October 27, 2005 at 1:30 PM in Stirling D

The standard model of cosmology, also known as the big-bang model, is successful in accounting for the ordinary matter that makes up planets, dust, stars and everything else that is made of protons and neutrons (baryonic matter). However, there is extensive astrophysical evidence that most of the matter in the Universe is dark and non-baryonic. This dark matter is detected only by its gravitational pull as it does not emit nor absorb electromagnetic radiation. It is widely accepted that dark matter is made of elementary particles even though such a particle has yet to be discovered.

Dark matter is expected to exist in scales ranging from galactic to cosmological and therefore must exist in our own galaxy, where an ongoing experimental effort searches for it. In this talk, we will present an overview of the field and in particular discuss in detail the status of the PICASSO dark matter search experiment.

Refreshments will be available after the talk. Dr Wichoski is a short-listed applicant for the Tier II CRC in Particle Astrophysics.


Comments 5

  1. steph wrote:

    and all we get here are guys chuntering on about attosecond laser pulses, which while neat, is not nearly esoteric enough for my eyes to light up over it….sigh

    Posted 26 Oct 2005 at 10:04 pm
  2. jason wrote:

    Are they down to attoseconds yet? Last I heard, they were in the nano range.

    Posted 26 Oct 2005 at 10:53 pm
  3. steph wrote:

    yeah, he was talking about harnessing ionization and rapidly changing electric fields to generate pulses of about 250 attoseconds. it’s a little tricky to explain without a diagram, but it was kinda interesting. the technology’s very new and so i don’t think they quite grasp what to do with it to really get the most they can out of it, but that’ll come with time.

    Posted 27 Oct 2005 at 8:56 am
  4. Chris wrote:

    Ubi Wichoski: wasn’t he the guy who directed The Matrix?

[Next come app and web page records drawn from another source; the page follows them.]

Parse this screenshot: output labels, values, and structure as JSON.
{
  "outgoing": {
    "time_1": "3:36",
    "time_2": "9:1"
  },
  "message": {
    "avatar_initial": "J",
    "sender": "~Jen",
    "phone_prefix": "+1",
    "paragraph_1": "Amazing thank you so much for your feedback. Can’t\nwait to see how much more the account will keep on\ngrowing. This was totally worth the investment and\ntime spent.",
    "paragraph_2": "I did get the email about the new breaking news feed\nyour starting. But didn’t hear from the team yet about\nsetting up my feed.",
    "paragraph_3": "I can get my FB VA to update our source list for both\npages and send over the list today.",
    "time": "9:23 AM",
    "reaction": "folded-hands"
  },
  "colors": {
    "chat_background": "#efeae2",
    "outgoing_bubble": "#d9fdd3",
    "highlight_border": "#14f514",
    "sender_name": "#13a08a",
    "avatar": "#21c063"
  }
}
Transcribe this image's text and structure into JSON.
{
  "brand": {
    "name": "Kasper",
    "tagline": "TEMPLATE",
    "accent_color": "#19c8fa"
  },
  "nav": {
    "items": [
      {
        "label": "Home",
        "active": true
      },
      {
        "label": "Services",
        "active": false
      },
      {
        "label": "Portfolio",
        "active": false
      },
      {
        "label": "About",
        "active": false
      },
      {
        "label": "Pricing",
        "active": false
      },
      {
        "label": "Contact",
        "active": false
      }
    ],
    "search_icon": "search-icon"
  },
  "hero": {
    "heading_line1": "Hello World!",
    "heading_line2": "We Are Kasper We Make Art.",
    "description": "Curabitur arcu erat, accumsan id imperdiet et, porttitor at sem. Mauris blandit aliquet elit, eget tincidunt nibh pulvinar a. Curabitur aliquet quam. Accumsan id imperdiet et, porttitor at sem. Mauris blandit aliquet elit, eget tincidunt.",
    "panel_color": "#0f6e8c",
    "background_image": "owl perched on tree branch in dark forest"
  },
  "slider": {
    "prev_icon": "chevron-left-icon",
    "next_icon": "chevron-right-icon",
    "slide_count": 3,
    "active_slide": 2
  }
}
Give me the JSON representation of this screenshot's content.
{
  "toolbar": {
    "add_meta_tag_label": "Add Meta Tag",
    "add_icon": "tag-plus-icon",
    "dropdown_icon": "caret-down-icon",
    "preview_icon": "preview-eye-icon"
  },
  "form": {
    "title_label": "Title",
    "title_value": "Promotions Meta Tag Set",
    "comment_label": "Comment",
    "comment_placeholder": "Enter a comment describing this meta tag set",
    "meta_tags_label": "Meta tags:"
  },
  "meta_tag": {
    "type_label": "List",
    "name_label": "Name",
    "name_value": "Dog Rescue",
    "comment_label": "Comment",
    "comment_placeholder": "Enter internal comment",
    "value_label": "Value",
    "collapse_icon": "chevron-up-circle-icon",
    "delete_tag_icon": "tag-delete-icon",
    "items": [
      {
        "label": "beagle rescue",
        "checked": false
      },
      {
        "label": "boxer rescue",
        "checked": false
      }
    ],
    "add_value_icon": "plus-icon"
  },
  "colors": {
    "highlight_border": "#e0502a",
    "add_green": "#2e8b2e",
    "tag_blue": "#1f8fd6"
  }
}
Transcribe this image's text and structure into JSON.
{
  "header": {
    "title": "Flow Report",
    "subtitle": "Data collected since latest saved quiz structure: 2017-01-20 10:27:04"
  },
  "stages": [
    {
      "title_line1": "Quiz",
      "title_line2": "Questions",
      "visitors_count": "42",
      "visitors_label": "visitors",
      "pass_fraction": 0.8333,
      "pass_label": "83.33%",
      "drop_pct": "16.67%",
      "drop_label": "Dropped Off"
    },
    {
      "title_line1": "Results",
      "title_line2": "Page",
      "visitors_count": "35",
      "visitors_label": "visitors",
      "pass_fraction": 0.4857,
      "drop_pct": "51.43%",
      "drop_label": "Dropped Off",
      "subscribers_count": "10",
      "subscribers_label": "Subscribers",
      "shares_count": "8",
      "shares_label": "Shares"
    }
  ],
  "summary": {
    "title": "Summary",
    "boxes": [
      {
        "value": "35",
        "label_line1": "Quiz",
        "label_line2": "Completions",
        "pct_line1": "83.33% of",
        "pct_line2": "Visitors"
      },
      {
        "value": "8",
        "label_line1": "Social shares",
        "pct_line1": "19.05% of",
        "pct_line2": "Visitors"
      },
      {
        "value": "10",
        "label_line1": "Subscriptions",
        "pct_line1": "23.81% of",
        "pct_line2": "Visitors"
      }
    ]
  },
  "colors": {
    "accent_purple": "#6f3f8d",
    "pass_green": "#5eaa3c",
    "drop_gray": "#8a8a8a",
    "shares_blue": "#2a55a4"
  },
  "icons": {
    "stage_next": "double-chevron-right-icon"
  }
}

    Also, didn’t I see a paper a while ago that basically claimed that the vast majority of dark matter could be explained away by proper application of General Relativity that no one had apparently bothered to do before?

    Posted 27 Oct 2005 at 8:47 pm
  5. Eve wrote:

    Makes sense.

    Posted 28 Oct 2005 at 10:50 am